The students worked on this and their individual projects. We still sewed pieces together in the crazy quilt style and then I sewed it together with traditional borders. Most of them had never threaded a needle, worked with fabric or even ironed. These are things that I feel everyone should have some experience with. It also gives them a possible skill when looking for work. They all used a sewing machine and may not be as scared to try it out later in life.
The last day of working on the quilt I had them combine the tables together and everyone hand stitched the binding edge together. Of course many of them complained about it and I laughed and shared that they inspired it. The class gave this quilt to a teacher in the school that is always making things for other people. She was thrilled to get it and made sure to hug each of the students. This meant that they were able to see how coming together to create this for someone else can really be powerful. Since the sewing machines were set up, other students were interested in creating projects. Here, one student created an amazing quilt of flags. She looked at photos of flags and came up with each piece
without a pattern. Excellent job Michala! A bunch of students also created pillows! It was a quick way of sewing something together and having the satisfaction of a great finished project!
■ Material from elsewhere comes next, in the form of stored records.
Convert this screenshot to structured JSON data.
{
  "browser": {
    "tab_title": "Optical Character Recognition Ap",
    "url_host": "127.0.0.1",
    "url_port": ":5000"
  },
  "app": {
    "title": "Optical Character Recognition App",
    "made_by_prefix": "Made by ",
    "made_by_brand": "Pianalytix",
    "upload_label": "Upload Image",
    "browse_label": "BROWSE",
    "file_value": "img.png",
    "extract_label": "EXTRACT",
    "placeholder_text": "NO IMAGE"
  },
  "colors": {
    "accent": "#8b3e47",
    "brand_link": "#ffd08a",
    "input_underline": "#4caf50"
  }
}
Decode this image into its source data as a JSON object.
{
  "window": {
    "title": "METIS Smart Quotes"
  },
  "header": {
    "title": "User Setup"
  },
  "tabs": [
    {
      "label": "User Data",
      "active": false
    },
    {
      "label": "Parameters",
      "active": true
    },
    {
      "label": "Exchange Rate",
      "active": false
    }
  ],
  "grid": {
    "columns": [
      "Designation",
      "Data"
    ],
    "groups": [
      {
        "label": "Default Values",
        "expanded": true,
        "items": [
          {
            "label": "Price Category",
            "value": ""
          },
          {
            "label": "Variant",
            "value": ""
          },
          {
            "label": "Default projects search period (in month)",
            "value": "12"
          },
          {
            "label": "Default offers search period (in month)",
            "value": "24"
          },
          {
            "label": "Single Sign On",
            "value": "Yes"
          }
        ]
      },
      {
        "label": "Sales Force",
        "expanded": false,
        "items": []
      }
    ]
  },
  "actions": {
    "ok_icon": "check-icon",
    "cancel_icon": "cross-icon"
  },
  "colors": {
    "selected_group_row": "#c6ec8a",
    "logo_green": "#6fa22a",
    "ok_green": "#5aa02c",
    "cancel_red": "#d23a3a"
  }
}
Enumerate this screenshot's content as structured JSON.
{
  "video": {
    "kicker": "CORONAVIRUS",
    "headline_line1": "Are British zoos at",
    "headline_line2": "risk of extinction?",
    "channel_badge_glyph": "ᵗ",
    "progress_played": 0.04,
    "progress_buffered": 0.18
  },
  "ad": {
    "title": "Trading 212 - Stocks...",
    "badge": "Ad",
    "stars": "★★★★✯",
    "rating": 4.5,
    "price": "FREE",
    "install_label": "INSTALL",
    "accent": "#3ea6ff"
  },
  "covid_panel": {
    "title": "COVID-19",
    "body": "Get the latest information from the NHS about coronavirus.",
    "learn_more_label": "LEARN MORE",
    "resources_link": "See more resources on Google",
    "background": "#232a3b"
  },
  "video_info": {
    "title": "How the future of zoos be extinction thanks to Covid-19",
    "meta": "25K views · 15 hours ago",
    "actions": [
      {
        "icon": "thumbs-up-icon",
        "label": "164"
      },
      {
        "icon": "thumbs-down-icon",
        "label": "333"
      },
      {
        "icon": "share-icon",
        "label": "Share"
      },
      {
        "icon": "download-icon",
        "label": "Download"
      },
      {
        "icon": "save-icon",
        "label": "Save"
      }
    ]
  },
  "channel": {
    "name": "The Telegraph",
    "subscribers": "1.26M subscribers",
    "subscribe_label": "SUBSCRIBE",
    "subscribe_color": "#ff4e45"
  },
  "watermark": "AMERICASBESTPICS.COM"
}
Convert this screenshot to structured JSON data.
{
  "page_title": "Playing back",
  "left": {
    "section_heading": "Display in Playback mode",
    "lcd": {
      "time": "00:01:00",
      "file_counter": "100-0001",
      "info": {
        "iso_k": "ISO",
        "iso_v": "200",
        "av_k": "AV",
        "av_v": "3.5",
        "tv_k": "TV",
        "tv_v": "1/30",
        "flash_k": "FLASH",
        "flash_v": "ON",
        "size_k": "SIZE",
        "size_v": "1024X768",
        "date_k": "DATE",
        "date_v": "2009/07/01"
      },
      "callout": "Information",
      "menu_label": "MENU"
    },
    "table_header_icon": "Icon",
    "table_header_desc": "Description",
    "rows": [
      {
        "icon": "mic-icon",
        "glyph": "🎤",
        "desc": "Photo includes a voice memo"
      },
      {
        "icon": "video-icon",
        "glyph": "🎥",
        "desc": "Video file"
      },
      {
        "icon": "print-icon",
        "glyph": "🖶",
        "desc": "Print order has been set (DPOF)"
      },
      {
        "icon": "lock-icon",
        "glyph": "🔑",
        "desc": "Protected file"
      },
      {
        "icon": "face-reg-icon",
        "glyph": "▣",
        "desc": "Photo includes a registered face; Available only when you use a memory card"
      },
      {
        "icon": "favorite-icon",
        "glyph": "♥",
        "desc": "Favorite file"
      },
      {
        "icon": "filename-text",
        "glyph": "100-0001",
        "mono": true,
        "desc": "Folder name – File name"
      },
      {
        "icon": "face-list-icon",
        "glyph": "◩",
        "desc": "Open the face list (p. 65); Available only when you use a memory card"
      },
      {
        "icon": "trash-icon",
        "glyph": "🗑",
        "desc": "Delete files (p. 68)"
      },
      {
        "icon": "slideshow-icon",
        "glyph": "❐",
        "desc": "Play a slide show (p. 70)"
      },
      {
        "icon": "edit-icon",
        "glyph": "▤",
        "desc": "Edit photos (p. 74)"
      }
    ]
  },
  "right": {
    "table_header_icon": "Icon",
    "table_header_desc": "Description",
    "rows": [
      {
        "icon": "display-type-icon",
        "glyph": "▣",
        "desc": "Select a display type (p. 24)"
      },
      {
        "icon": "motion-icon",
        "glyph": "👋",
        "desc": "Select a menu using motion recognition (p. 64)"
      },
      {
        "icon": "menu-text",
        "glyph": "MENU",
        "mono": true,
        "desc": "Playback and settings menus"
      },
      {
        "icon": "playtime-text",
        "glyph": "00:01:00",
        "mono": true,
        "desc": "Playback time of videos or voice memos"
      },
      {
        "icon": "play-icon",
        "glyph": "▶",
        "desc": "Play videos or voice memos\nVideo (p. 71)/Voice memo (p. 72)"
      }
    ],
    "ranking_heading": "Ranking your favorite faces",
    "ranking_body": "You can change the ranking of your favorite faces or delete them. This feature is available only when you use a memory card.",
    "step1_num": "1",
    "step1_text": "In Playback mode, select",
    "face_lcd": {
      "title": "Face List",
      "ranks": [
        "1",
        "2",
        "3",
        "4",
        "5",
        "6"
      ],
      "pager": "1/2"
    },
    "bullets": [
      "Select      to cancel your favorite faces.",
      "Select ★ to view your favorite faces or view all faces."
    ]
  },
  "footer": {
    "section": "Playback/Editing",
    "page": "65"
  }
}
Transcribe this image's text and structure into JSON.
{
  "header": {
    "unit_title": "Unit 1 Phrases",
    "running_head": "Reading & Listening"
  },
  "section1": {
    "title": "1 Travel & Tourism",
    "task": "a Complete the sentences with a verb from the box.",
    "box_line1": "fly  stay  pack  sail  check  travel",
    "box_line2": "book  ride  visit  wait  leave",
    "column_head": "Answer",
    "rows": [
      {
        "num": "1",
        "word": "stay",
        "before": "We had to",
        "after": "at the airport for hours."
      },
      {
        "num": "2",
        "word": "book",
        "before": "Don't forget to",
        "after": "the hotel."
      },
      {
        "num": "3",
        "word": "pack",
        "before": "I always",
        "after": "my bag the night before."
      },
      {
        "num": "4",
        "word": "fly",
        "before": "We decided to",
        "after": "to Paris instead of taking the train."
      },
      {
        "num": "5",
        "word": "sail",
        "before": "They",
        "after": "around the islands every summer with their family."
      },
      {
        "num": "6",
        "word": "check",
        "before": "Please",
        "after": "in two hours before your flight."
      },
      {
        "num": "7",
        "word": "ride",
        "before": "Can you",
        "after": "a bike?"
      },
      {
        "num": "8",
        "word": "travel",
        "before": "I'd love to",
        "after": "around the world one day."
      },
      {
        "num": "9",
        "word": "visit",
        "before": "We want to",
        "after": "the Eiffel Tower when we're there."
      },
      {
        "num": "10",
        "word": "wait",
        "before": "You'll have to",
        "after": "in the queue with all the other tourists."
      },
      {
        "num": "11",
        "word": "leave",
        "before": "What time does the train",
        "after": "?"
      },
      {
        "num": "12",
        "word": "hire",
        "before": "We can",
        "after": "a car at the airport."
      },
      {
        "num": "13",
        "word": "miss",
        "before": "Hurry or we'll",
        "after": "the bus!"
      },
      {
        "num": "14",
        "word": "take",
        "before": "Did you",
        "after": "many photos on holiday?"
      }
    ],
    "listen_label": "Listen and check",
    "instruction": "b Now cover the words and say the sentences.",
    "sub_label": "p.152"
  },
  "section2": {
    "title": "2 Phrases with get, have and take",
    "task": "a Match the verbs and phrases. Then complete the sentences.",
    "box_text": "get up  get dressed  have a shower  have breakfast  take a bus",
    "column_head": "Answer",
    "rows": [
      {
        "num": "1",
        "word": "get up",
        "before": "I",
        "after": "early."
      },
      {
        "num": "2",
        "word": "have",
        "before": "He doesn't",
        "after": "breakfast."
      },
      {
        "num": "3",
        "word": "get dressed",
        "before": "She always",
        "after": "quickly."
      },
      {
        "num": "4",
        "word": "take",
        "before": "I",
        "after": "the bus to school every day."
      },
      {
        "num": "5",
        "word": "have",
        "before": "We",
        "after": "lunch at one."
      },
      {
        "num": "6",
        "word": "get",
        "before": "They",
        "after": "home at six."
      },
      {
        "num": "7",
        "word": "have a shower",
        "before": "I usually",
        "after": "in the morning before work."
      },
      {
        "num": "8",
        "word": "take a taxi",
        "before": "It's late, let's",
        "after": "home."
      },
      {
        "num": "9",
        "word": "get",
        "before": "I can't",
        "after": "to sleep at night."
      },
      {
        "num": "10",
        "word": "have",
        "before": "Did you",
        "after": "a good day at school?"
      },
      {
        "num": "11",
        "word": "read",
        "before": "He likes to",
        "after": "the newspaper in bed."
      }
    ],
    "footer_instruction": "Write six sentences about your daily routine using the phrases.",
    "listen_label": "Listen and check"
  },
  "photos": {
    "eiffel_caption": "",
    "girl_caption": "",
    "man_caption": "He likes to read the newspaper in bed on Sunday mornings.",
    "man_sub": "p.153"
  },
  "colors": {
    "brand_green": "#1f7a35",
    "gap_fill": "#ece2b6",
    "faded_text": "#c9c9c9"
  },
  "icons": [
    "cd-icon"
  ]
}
I really enjoyed teaching with these students! Some days were a challenge, but overall I am very happy that I took the position! It was because Zoe wanted to make this skirt that the students got to learn how to sew and that one table of sassy girls brought quilting into my own life.